With your topic about racism. I will be the first to admit that I struggled with racism in my life. Not so much with my upbringing, but my service in Iraq really changed me. As a matter of fact, I found myself really going off the rails. Here’s where things changed for me. In December 2015, I came to accept Jesus as my Lord and Savior. From there, He broke the chains of hatred and gave me a heart of love. Ephesians 4:32 “Be kind to one another, tenderhearted, forgiving one another, as God in Christ forgave you.” Rather than showing hate, Paul is telling the people of Ephesus to be kind of love each other. Galatians 3:28 “There is neither Jew nor Greek, there is neither slave nor free, there is no male and female, for you are all one in Christ Jesus.” Romans 10:12-13 “For there is no distinction between Jew and Greek; for the same Lord is Lord of all, bestowing his riches on all who call on him. 13 For “everyone who calls on the name of the Lord will be saved.” I can give you a LIST of bible versus that says how we, as Christians are to be. I’m not referring to the Westboro Baptist Church who’s doctrine is way off from the bible.

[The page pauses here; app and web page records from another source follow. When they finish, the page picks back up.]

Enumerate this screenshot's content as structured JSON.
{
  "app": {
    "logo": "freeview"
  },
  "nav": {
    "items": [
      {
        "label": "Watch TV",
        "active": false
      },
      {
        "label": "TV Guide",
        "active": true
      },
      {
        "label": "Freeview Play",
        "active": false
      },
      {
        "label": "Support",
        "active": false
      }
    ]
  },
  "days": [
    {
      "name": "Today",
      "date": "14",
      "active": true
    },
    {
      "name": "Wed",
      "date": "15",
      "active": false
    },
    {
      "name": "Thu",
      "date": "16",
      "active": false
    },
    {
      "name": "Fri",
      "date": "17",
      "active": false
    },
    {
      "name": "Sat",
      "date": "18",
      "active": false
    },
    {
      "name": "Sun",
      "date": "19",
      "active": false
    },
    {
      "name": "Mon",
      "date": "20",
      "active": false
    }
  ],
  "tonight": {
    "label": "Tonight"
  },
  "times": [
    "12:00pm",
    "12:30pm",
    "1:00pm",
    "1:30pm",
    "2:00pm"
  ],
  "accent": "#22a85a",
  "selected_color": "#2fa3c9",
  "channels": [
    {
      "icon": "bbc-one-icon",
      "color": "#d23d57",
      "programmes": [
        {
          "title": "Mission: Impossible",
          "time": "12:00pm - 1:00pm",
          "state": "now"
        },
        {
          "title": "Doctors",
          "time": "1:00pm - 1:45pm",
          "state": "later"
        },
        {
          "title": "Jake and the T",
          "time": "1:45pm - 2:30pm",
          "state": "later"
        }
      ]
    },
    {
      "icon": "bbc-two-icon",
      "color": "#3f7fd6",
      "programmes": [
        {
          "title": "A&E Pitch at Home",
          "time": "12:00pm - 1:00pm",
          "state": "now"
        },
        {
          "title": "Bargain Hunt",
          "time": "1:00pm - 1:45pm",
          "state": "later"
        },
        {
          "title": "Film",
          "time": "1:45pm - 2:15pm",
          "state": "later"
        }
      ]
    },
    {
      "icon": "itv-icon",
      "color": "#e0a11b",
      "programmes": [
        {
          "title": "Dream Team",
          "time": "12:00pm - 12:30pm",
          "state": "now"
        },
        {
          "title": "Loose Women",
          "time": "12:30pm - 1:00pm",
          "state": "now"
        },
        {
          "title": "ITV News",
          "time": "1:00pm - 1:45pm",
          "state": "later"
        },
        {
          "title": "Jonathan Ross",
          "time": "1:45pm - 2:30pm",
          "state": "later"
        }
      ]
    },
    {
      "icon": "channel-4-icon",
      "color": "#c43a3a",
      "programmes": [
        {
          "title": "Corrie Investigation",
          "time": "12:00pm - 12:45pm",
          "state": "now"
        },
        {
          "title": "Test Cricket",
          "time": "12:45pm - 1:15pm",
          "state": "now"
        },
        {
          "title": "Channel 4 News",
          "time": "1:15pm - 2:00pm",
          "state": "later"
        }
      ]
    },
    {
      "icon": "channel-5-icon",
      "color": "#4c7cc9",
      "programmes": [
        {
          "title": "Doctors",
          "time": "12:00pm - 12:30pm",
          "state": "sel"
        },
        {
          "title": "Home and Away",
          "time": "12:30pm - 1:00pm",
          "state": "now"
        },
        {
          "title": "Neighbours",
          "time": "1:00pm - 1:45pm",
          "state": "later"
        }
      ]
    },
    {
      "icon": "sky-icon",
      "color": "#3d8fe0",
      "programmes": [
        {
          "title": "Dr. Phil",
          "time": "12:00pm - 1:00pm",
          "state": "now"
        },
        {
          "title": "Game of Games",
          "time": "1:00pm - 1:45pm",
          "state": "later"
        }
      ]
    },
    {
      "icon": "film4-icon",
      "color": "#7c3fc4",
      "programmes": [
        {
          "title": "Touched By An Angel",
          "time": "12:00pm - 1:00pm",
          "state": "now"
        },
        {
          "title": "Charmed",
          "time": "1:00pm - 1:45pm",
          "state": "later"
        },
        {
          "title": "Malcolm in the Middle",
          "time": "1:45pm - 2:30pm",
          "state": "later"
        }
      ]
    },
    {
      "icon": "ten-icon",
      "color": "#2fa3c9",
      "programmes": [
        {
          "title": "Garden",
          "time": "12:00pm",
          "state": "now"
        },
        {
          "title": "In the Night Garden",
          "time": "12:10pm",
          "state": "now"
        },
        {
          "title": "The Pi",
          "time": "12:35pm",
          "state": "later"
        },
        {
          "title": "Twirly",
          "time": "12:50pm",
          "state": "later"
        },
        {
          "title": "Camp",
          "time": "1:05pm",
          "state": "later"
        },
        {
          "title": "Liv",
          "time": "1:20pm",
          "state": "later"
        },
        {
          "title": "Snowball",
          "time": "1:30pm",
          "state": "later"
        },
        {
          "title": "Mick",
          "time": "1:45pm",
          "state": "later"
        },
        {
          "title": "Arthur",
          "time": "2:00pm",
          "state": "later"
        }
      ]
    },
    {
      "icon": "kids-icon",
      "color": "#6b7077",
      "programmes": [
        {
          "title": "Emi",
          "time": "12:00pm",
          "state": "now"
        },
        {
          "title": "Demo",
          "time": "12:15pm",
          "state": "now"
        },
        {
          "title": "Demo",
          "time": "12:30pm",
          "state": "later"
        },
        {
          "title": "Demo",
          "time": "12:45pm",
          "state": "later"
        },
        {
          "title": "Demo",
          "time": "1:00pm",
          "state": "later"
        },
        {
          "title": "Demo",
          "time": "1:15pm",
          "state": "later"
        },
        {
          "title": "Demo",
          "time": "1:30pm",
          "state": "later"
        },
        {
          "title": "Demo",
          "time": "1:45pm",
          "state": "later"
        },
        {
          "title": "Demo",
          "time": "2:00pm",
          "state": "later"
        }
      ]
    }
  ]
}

In the spirit of Christmas, I like to refer to the song “O Holy Night.” There’s a line that I would like to share: ‘Chains shall He break for the slave is our brother, And in His name all oppression shall cease.’ This is what Jesus came to do. He came to break us of our chains of hatred. He came to free the world. For someone who is the Son of God, He came in a very humble way. Other than Jesus, can you imagine anybody you know wanting to be born in a manger? I know I don’t.
The point is, rather than combatting racism being anti-racist, I have a solution that is so much better. Romans 10:9-10 says “Because, if you confess with your mouth that Jesus is Lord and believe in your heart that God raised him from the dead, you will be saved. For with the heart one believes and is justified, and with the mouth one confesses and is saved.” Jesus is the ultimate answer to everything. Merry Christmas from my family to yours.